→ **DATA SUPPLIED**:
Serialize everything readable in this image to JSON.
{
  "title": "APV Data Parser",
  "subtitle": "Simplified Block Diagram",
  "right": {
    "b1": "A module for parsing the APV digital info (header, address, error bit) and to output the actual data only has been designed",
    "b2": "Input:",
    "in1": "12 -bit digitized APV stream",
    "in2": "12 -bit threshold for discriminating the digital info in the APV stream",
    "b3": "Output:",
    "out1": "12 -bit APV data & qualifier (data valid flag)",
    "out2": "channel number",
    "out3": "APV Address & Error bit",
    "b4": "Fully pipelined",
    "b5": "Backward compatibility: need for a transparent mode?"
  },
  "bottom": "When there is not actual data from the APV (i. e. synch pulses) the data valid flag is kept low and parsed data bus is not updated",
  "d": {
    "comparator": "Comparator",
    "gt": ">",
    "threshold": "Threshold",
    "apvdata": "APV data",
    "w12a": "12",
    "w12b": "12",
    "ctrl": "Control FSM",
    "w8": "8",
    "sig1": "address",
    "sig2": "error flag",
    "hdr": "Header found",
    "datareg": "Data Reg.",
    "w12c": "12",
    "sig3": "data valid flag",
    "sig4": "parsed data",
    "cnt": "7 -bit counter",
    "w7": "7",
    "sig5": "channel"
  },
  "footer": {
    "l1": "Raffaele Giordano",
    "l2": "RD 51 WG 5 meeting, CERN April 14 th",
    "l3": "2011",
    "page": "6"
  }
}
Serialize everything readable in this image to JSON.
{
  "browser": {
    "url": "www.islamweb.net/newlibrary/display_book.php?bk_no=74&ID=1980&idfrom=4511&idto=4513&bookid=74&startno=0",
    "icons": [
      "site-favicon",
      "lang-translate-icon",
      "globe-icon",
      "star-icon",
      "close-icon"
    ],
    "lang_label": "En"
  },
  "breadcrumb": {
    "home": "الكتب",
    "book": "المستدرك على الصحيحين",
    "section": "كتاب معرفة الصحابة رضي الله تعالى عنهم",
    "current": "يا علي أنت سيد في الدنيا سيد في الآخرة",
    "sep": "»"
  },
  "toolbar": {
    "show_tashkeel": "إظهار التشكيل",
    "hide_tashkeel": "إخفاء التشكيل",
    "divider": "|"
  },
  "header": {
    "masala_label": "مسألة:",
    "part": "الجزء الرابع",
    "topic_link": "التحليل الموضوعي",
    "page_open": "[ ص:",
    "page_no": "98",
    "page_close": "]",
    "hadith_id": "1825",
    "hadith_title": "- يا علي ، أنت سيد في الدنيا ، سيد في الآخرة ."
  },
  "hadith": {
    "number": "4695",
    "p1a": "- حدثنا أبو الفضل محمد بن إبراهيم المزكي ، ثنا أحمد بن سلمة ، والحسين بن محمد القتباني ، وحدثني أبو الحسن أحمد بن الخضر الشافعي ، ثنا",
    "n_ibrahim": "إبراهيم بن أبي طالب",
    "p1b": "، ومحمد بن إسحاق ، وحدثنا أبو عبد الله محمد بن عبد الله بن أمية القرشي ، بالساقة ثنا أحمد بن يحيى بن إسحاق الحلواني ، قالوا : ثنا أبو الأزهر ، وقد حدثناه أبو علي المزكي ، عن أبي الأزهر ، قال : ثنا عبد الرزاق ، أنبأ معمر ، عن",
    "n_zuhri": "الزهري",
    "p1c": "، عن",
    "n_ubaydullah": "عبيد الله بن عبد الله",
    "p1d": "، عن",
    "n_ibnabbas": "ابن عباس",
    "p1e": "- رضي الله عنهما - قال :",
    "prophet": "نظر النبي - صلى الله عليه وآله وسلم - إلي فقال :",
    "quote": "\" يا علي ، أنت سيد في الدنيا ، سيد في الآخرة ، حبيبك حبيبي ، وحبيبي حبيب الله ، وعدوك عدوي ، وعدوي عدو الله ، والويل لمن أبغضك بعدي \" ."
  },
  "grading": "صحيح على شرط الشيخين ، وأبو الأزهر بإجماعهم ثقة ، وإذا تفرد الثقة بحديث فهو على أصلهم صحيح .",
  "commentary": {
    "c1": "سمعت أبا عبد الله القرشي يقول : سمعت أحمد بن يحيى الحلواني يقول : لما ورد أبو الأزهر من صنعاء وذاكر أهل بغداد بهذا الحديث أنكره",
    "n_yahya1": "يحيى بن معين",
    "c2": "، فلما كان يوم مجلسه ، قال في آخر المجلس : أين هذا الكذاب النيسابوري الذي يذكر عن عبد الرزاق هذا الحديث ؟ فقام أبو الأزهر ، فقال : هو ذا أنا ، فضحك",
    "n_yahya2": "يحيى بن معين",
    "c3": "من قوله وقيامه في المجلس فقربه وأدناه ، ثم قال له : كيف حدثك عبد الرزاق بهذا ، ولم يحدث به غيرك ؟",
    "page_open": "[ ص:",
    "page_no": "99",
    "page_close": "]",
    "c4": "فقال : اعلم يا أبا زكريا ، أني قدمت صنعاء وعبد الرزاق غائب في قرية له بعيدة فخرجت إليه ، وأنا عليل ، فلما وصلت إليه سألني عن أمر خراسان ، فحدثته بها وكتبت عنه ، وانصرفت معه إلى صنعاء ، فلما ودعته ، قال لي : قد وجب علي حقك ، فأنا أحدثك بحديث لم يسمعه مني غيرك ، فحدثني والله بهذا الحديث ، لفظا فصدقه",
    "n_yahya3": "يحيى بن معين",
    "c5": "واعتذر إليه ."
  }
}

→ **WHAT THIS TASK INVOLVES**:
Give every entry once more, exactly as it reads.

→ **REPLY**:
Serialize everything readable in this image to JSON.
{
  "title": "APV Data Parser",
  "subtitle": "Simplified Block Diagram",
  "right": {
    "b1": "A module for parsing the APV digital info (header, address, error bit) and to output the actual data only has been designed",
    "b2": "Input:",
    "in1": "12 -bit digitized APV stream",
    "in2": "12 -bit threshold for discriminating the digital info in the APV stream",
    "b3": "Output:",
    "out1": "12 -bit APV data & qualifier (data valid flag)",
    "out2": "channel number",
    "out3": "APV Address & Error bit",
    "b4": "Fully pipelined",
    "b5": "Backward compatibility: need for a transparent mode?"
  },
  "bottom": "When there is not actual data from the APV (i. e. synch pulses) the data valid flag is kept low and parsed data bus is not updated",
  "d": {
    "comparator": "Comparator",
    "gt": ">",
    "threshold": "Threshold",
    "apvdata": "APV data",
    "w12a": "12",
    "w12b": "12",
    "ctrl": "Control FSM",
    "w8": "8",
    "sig1": "address",
    "sig2": "error flag",
    "hdr": "Header found",
    "datareg": "Data Reg.",
    "w12c": "12",
    "sig3": "data valid flag",
    "sig4": "parsed data",
    "cnt": "7 -bit counter",
    "w7": "7",
    "sig5": "channel"
  },
  "footer": {
    "l1": "Raffaele Giordano",
    "l2": "RD 51 WG 5 meeting, CERN April 14 th",
    "l3": "2011",
    "page": "6"
  }
}
Serialize everything readable in this image to JSON.
{
  "browser": {
    "url": "www.islamweb.net/newlibrary/display_book.php?bk_no=74&ID=1980&idfrom=4511&idto=4513&bookid=74&startno=0",
    "icons": [
      "site-favicon",
      "lang-translate-icon",
      "globe-icon",
      "star-icon",
      "close-icon"
    ],
    "lang_label": "En"
  },
  "breadcrumb": {
    "home": "الكتب",
    "book": "المستدرك على الصحيحين",
    "section": "كتاب معرفة الصحابة رضي الله تعالى عنهم",
    "current": "يا علي أنت سيد في الدنيا سيد في الآخرة",
    "sep": "»"
  },
  "toolbar": {
    "show_tashkeel": "إظهار التشكيل",
    "hide_tashkeel": "إخفاء التشكيل",
    "divider": "|"
  },
  "header": {
    "masala_label": "مسألة:",
    "part": "الجزء الرابع",
    "topic_link": "التحليل الموضوعي",
    "page_open": "[ ص:",
    "page_no": "98",
    "page_close": "]",
    "hadith_id": "1825",
    "hadith_title": "- يا علي ، أنت سيد في الدنيا ، سيد في الآخرة ."
  },
  "hadith": {
    "number": "4695",
    "p1a": "- حدثنا أبو الفضل محمد بن إبراهيم المزكي ، ثنا أحمد بن سلمة ، والحسين بن محمد القتباني ، وحدثني أبو الحسن أحمد بن الخضر الشافعي ، ثنا",
    "n_ibrahim": "إبراهيم بن أبي طالب",
    "p1b": "، ومحمد بن إسحاق ، وحدثنا أبو عبد الله محمد بن عبد الله بن أمية القرشي ، بالساقة ثنا أحمد بن يحيى بن إسحاق الحلواني ، قالوا : ثنا أبو الأزهر ، وقد حدثناه أبو علي المزكي ، عن أبي الأزهر ، قال : ثنا عبد الرزاق ، أنبأ معمر ، عن",
    "n_zuhri": "الزهري",
    "p1c": "، عن",
    "n_ubaydullah": "عبيد الله بن عبد الله",
    "p1d": "، عن",
    "n_ibnabbas": "ابن عباس",
    "p1e": "- رضي الله عنهما - قال :",
    "prophet": "نظر النبي - صلى الله عليه وآله وسلم - إلي فقال :",
    "quote": "\" يا علي ، أنت سيد في الدنيا ، سيد في الآخرة ، حبيبك حبيبي ، وحبيبي حبيب الله ، وعدوك عدوي ، وعدوي عدو الله ، والويل لمن أبغضك بعدي \" ."
  },
  "grading": "صحيح على شرط الشيخين ، وأبو الأزهر بإجماعهم ثقة ، وإذا تفرد الثقة بحديث فهو على أصلهم صحيح .",
  "commentary": {
    "c1": "سمعت أبا عبد الله القرشي يقول : سمعت أحمد بن يحيى الحلواني يقول : لما ورد أبو الأزهر من صنعاء وذاكر أهل بغداد بهذا الحديث أنكره",
    "n_yahya1": "يحيى بن معين",
    "c2": "، فلما كان يوم مجلسه ، قال في آخر المجلس : أين هذا الكذاب النيسابوري الذي يذكر عن عبد الرزاق هذا الحديث ؟ فقام أبو الأزهر ، فقال : هو ذا أنا ، فضحك",
    "n_yahya2": "يحيى بن معين",
    "c3": "من قوله وقيامه في المجلس فقربه وأدناه ، ثم قال له : كيف حدثك عبد الرزاق بهذا ، ولم يحدث به غيرك ؟",
    "page_open": "[ ص:",
    "page_no": "99",
    "page_close": "]",
    "c4": "فقال : اعلم يا أبا زكريا ، أني قدمت صنعاء وعبد الرزاق غائب في قرية له بعيدة فخرجت إليه ، وأنا عليل ، فلما وصلت إليه سألني عن أمر خراسان ، فحدثته بها وكتبت عنه ، وانصرفت معه إلى صنعاء ، فلما ودعته ، قال لي : قد وجب علي حقك ، فأنا أحدثك بحديث لم يسمعه مني غيرك ، فحدثني والله بهذا الحديث ، لفظا فصدقه",
    "n_yahya3": "يحيى بن معين",
    "c5": "واعتذر إليه ."
  }
}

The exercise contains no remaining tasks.